[Data entries]
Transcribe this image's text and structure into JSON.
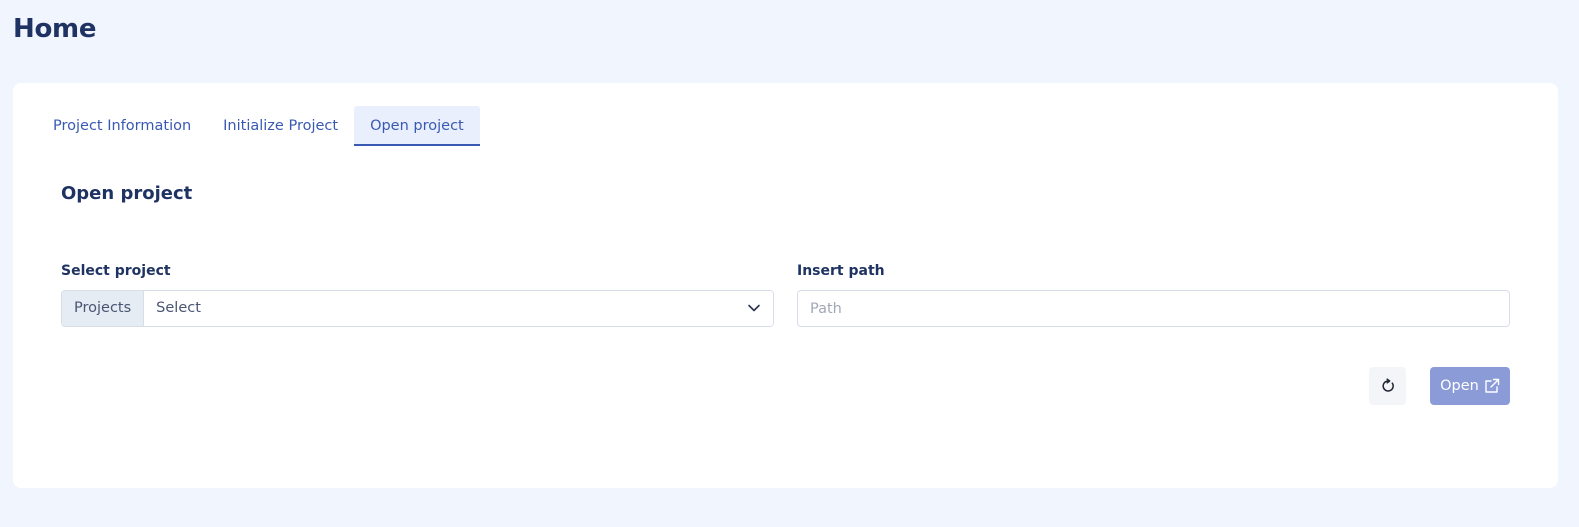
{
  "page": {
    "title": "Home"
  },
  "tabs": [
    {
      "label": "Project Information",
      "active": false
    },
    {
      "label": "Initialize Project",
      "active": false
    },
    {
      "label": "Open project",
      "active": true
    }
  ],
  "section": {
    "title": "Open project"
  },
  "select_project": {
    "label": "Select project",
    "addon": "Projects",
    "value": "Select",
    "icon": "chevron-down-icon"
  },
  "insert_path": {
    "label": "Insert path",
    "placeholder": "Path",
    "value": ""
  },
  "actions": {
    "refresh_icon": "refresh-icon",
    "open_label": "Open",
    "open_icon": "external-link-icon"
  },
  "colors": {
    "background": "#f0f5fe",
    "card": "#ffffff",
    "heading": "#1f3363",
    "accent": "#3a59b3",
    "active_tab_bg": "#e9effc",
    "open_button": "#8a9bd8"
  }
}
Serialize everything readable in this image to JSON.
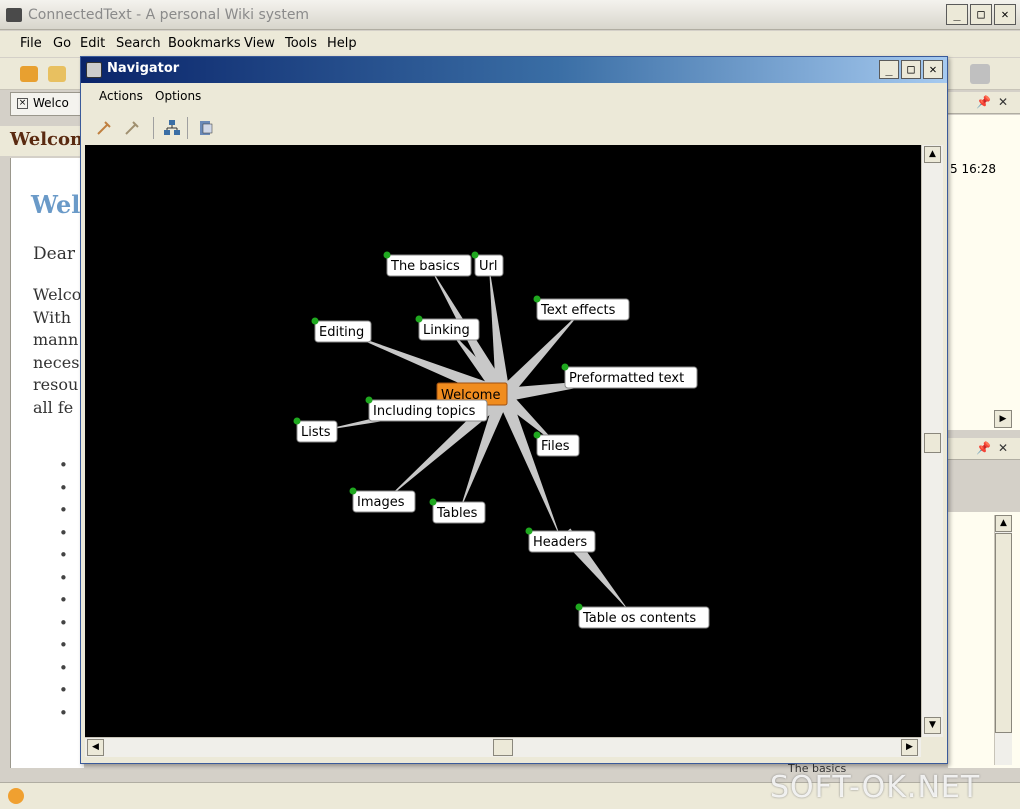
{
  "main": {
    "title": "ConnectedText - A personal Wiki system",
    "menu": [
      "File",
      "Go",
      "Edit",
      "Search",
      "Bookmarks",
      "View",
      "Tools",
      "Help"
    ],
    "doc_tab": "Welco",
    "heading": "Welcon",
    "body": {
      "heading": "Wel",
      "dear": "Dear",
      "para_lines": [
        "Welco",
        "With",
        "mann",
        "neces",
        "resou",
        "all fe"
      ]
    },
    "right_time": "5 16:28",
    "status_item": "The basics",
    "watermark": "SOFT-OK.NET"
  },
  "navigator": {
    "title": "Navigator",
    "menu": [
      "Actions",
      "Options"
    ],
    "center": "Welcome",
    "nodes": [
      "The basics",
      "Url",
      "Text effects",
      "Editing",
      "Linking",
      "Preformatted text",
      "Including topics",
      "Lists",
      "Files",
      "Images",
      "Tables",
      "Headers",
      "Table os contents"
    ]
  },
  "colors": {
    "graph_bg": "#000000",
    "center_node": "#f08c1e",
    "node_bg": "#ffffff",
    "edge": "#c8c8c8",
    "node_marker": "#1fa81f",
    "nav_title_start": "#0a246a",
    "nav_title_end": "#a6caf0"
  }
}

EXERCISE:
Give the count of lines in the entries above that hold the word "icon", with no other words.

ANSWER SECTION:
3